I relished the opportunity to be untethered by my belongings, my constantly ticking iPhone, my “stuff”, and I moved towards a group of attendants, one of whom walked across to me, blindfold in hand. “You have great style,” he said. I said thank you, and asked if he would catch me if I fell. He said that I wouldn’t fall because I was so graceful.


MA-2014 SKNY Generator - photo Jason Wyche 11


He explained the rules: he would walk me in and then I would raise my hand when I wanted to leave. He placed the blindfold on me and asked, “Is that ok?” “Tighter,” I said. Darkness. Then, the noise-cancelling headphones. Silence. With one hand in mine and the other on my back, he led me down what seemed to be an interminable corridor. I imagined being led without candlelight through a dark catacomb. As he walked me, slowly and gingerly, into the abyss, I could hear only the sound of my heels on the gallery floor. Then, without notice, I was released.


It is at that moment, I suppose, where all the “nothingness” should begin. Lauren Kelly, the gallery’s director, later told me that the facilitators, who are all trained by Abramović, are taught to read people’s energy. Some want to be engaged, want attention, some want to be ignored, treated sterilely, coldly, and so on. Each experience is unique, each participant led in and out of the gallery in a different way.


I took my first steps cautiously, but then quickly gained a stride. There is a certain freedom to walking, destination unknown, sight unseen, sound unheard. It wasn’t until I ran into my first wall that I was jolted back into somethingness. Ah, the harsh, cold reality of literally hitting wall. I giggled, a reaction to a feeling of embarrassment, the possibility of having been seen – a feeling that quickly passes without the ability to see or hear any possible outside judgment. One is forced to let go of the idea of looking silly while being placed in an uncomfortable situation, a trademark found in many of Abramović’s pieces (only the very resolute will not at least blush while walking through two naked people facing each other in a doorway in Imponderabilia). Self-awareness is forced upon the participant in these moments.


MA-2014 SKNY Generator - photo Jason Wyche 10


As I walked along, there were hard walls, there were padded walls, and there were people. There have been tales of people dancing, holding hands, almost kissing in the installation – all of which is captured by cameras and loaded onto the dedicated Tumblr – I ran into one person in my time inside Generator, or, more aptly, I ran into a chunky knit sweater, and found myself swiveling around and walking in the other direction almost immediately. I just wanted to be alone.

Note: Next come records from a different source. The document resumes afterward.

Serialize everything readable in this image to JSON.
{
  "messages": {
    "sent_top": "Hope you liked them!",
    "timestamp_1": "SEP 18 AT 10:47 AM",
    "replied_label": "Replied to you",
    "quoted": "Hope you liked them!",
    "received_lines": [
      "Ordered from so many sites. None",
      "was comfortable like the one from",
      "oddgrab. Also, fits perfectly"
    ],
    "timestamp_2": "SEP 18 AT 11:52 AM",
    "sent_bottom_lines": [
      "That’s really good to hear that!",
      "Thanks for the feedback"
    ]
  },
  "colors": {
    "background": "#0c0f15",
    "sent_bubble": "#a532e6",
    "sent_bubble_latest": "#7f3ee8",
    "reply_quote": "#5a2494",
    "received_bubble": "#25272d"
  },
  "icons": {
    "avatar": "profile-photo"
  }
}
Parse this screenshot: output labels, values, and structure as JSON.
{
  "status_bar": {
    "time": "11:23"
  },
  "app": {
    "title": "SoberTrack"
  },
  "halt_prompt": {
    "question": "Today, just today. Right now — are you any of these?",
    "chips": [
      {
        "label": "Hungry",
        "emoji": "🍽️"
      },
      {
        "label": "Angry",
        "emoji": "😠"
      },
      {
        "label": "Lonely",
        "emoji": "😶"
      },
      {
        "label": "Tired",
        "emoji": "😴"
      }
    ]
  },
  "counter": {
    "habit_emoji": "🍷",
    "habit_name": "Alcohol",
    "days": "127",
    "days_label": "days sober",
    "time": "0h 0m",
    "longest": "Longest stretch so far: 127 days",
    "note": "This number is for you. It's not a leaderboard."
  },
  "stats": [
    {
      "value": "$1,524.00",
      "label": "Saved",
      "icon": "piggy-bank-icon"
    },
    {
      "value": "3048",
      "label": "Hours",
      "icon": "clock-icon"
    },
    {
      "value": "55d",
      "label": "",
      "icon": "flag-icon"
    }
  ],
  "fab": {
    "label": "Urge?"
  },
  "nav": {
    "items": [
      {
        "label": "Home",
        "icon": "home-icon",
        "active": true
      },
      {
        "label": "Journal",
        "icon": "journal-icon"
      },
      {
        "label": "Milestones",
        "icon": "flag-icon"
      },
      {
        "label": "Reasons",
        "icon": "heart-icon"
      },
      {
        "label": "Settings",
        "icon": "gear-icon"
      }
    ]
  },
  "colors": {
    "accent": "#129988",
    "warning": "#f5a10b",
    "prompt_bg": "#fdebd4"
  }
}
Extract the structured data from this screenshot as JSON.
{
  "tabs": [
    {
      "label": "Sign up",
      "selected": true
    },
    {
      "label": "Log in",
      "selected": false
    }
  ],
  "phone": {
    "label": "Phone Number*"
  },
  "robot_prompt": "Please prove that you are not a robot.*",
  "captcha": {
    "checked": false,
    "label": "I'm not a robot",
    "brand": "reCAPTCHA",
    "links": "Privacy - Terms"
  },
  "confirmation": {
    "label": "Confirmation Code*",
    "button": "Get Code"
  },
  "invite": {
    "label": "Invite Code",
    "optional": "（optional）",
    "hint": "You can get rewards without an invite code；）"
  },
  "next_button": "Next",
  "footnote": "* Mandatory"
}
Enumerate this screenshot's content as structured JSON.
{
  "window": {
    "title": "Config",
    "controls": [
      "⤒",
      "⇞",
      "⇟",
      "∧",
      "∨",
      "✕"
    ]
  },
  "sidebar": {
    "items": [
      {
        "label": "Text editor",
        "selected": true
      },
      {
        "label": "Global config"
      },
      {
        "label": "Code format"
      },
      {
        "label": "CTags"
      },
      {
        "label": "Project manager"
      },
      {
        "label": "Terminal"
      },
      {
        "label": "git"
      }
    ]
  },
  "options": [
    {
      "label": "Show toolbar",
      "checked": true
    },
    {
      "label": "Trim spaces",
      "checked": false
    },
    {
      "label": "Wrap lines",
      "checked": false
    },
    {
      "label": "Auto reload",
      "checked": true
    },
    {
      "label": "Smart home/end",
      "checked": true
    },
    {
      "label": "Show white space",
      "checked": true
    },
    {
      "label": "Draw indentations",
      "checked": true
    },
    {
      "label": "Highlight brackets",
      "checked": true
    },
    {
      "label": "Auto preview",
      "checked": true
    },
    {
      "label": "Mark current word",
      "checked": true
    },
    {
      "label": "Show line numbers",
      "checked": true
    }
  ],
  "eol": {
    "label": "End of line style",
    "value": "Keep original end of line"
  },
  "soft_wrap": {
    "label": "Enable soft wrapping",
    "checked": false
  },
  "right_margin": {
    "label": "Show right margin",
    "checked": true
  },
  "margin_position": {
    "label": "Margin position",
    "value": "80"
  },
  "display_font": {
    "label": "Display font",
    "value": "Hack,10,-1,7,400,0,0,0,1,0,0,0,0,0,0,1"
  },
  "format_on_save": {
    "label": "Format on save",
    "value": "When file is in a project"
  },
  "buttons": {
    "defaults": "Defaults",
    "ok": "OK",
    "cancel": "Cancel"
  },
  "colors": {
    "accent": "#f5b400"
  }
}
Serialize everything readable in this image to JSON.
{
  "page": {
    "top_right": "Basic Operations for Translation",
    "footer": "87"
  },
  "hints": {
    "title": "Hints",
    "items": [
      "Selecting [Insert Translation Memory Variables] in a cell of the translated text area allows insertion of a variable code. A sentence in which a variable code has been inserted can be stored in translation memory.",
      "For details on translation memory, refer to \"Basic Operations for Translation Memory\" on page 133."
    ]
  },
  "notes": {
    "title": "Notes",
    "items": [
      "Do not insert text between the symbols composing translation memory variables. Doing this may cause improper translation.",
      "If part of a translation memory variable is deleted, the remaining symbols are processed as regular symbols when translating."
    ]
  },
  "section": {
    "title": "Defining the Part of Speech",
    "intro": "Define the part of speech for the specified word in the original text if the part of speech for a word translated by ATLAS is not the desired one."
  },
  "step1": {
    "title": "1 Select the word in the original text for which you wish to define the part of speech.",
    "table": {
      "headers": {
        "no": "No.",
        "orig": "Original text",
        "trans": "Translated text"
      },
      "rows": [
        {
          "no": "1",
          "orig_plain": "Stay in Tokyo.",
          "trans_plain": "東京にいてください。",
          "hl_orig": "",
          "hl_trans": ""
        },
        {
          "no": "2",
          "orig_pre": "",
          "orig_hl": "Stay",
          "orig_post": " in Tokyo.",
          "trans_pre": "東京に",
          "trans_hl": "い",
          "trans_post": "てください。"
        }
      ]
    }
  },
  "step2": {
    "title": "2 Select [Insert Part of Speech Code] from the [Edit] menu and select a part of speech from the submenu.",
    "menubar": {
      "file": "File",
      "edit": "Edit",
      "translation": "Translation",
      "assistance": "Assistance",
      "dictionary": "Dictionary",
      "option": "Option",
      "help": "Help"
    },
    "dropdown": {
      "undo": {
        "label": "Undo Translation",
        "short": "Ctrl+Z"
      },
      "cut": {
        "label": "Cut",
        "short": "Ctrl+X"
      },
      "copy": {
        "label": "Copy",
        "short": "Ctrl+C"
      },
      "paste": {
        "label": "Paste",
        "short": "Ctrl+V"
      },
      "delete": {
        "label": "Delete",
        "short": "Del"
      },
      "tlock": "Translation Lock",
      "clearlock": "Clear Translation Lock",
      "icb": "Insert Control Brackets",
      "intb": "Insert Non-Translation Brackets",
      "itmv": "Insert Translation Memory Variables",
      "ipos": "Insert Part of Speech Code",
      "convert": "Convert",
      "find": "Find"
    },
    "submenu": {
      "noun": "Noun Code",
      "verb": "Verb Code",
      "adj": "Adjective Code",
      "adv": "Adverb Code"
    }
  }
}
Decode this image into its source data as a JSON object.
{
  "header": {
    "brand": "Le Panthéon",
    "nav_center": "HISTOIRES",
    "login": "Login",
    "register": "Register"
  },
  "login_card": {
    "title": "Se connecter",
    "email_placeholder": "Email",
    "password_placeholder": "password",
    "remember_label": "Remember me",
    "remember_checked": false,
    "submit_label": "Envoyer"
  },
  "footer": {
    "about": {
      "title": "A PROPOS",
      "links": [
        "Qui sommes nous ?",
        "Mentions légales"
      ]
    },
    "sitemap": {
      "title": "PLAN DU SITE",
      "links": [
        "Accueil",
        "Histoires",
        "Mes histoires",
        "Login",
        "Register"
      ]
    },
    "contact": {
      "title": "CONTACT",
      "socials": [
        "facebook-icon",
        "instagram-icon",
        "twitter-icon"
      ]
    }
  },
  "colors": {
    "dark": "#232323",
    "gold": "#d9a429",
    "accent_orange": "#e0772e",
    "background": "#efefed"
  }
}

I imagine that to reach the “full emptiness” that Abramović touts would take more than my short time inside the gallery that morning (not to mention years of meditative training), but, if anything, Generator forces one to be confronted with the rather daunting task of being with oneself – nothing to see, nothing to hear, nothing to do – even if just for a moment. To not check one’s phone incessantly (and live to tell the tale), to not seek outside stimulation to satiate us and save us, to be present (even if the artist is not)… this is the modern man’s plight.


MA-2014 SKNY Generator - photo Jason Wyche 19


When I decided my time was done, I raised my hand and a facilitator came to me and guided me back, this time via a more labyrinthine path. When we finally came to a stop and the facilitator removed my earmuffs, a familiar voice whispered in my ear, “You didn’t fall.”